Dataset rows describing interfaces
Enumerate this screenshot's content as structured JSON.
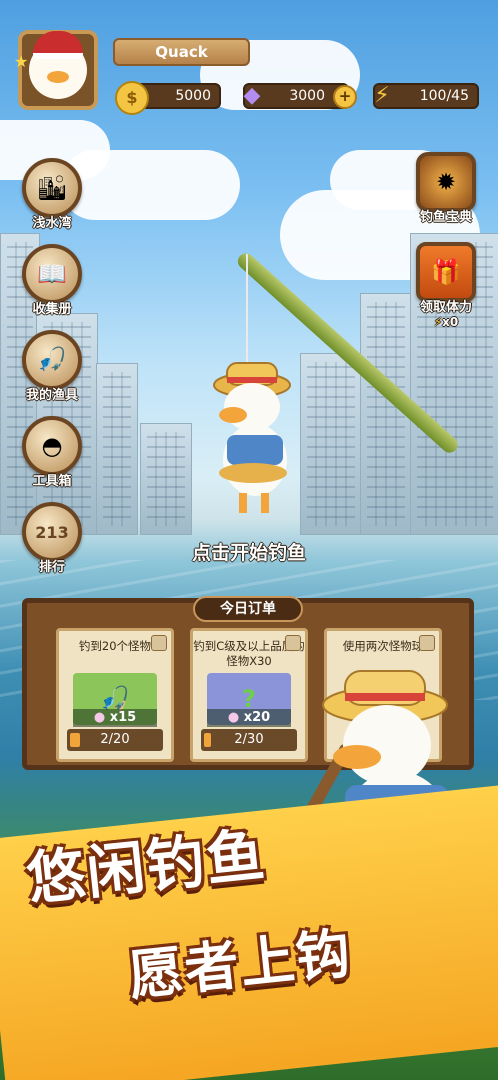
{
  "player": {
    "name": "Quack",
    "avatar_icon": "duck-santa-hat-icon"
  },
  "resources": {
    "coins": "5000",
    "gems": "3000",
    "energy": "100/45"
  },
  "left_menu": [
    {
      "label": "浅水湾",
      "icon": "city-pin-icon"
    },
    {
      "label": "收集册",
      "icon": "album-book-icon"
    },
    {
      "label": "我的渔具",
      "icon": "fishing-rod-icon"
    },
    {
      "label": "工具箱",
      "icon": "ball-toolbox-icon"
    },
    {
      "label": "排行",
      "icon": "podium-icon"
    }
  ],
  "right_menu": [
    {
      "label": "钓鱼宝典",
      "icon": "badge-compass-icon"
    },
    {
      "label": "领取体力",
      "icon": "gift-box-icon",
      "sub": "x0"
    }
  ],
  "prompt": "点击开始钓鱼",
  "orders": {
    "title": "今日订单",
    "cards": [
      {
        "title": "钓到20个怪物",
        "reward": "x15",
        "progress": "2/20",
        "fraction": 0.1
      },
      {
        "title": "钓到C级及以上品质的怪物X30",
        "reward": "x20",
        "progress": "2/30",
        "fraction": 0.0667
      },
      {
        "title": "使用两次怪物球",
        "reward": "",
        "progress": "",
        "fraction": 0
      }
    ]
  },
  "slogan": {
    "line1": "悠闲钓鱼",
    "line2": "愿者上钩"
  },
  "colors": {
    "banner": "#f5a623",
    "wood": "#7d4f27",
    "progress": "#f0a43a"
  }
}
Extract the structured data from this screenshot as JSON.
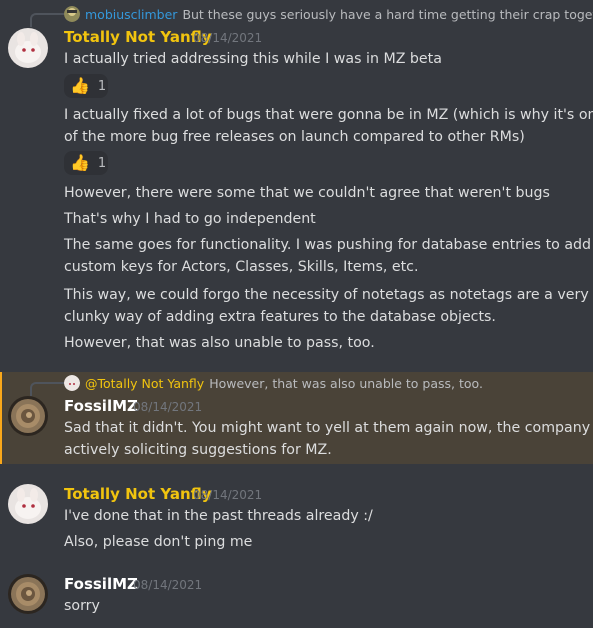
{
  "colors": {
    "background": "#36393f",
    "yanfly_name": "#f1c40f",
    "fossil_name": "#ffffff",
    "reply_author": "#3498db",
    "mention": "#c9cdfb",
    "timestamp": "#72767d",
    "highlight_bg": "#4a4338",
    "highlight_bar": "#faa81a"
  },
  "messages": [
    {
      "reply": {
        "author": "mobiusclimber",
        "text": "But these guys seriously have a hard time getting their crap togeth..."
      },
      "author": "Totally Not Yanfly",
      "timestamp": "08/14/2021",
      "lines": [
        "I actually tried addressing this while I was in MZ beta",
        "I actually fixed a lot of bugs that were gonna be in MZ (which is why it's one",
        "of the more bug free releases on launch compared to other RMs)",
        "However, there were some that we couldn't agree that weren't bugs",
        "That's why I had to go independent",
        "The same goes for functionality. I was pushing for database entries to add in",
        "custom keys for Actors, Classes, Skills, Items, etc.",
        "This way, we could forgo the necessity of notetags as notetags are a very",
        "clunky way of adding extra features to the database objects.",
        "However, that was also unable to pass, too."
      ],
      "reactions": [
        {
          "icon": "thumbs-up-icon",
          "count": "1"
        },
        {
          "icon": "thumbs-up-icon",
          "count": "1"
        }
      ]
    },
    {
      "reply": {
        "author": "@Totally Not Yanfly",
        "text": "However, that was also unable to pass, too."
      },
      "author": "FossilMZ",
      "timestamp": "08/14/2021",
      "lines": [
        "Sad that it didn't.  You might want to yell at them again now, the company is",
        "actively soliciting suggestions for MZ."
      ]
    },
    {
      "author": "Totally Not Yanfly",
      "timestamp": "08/14/2021",
      "lines": [
        "I've done that in the past threads already :/",
        "Also, please don't ping me"
      ]
    },
    {
      "author": "FossilMZ",
      "timestamp": "08/14/2021",
      "lines": [
        "sorry"
      ]
    }
  ]
}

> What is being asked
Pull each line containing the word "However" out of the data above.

> Finished task
        "However, there were some that we couldn't agree that weren't bugs",
        "However, that was also unable to pass, too."
        "text": "However, that was also unable to pass, too."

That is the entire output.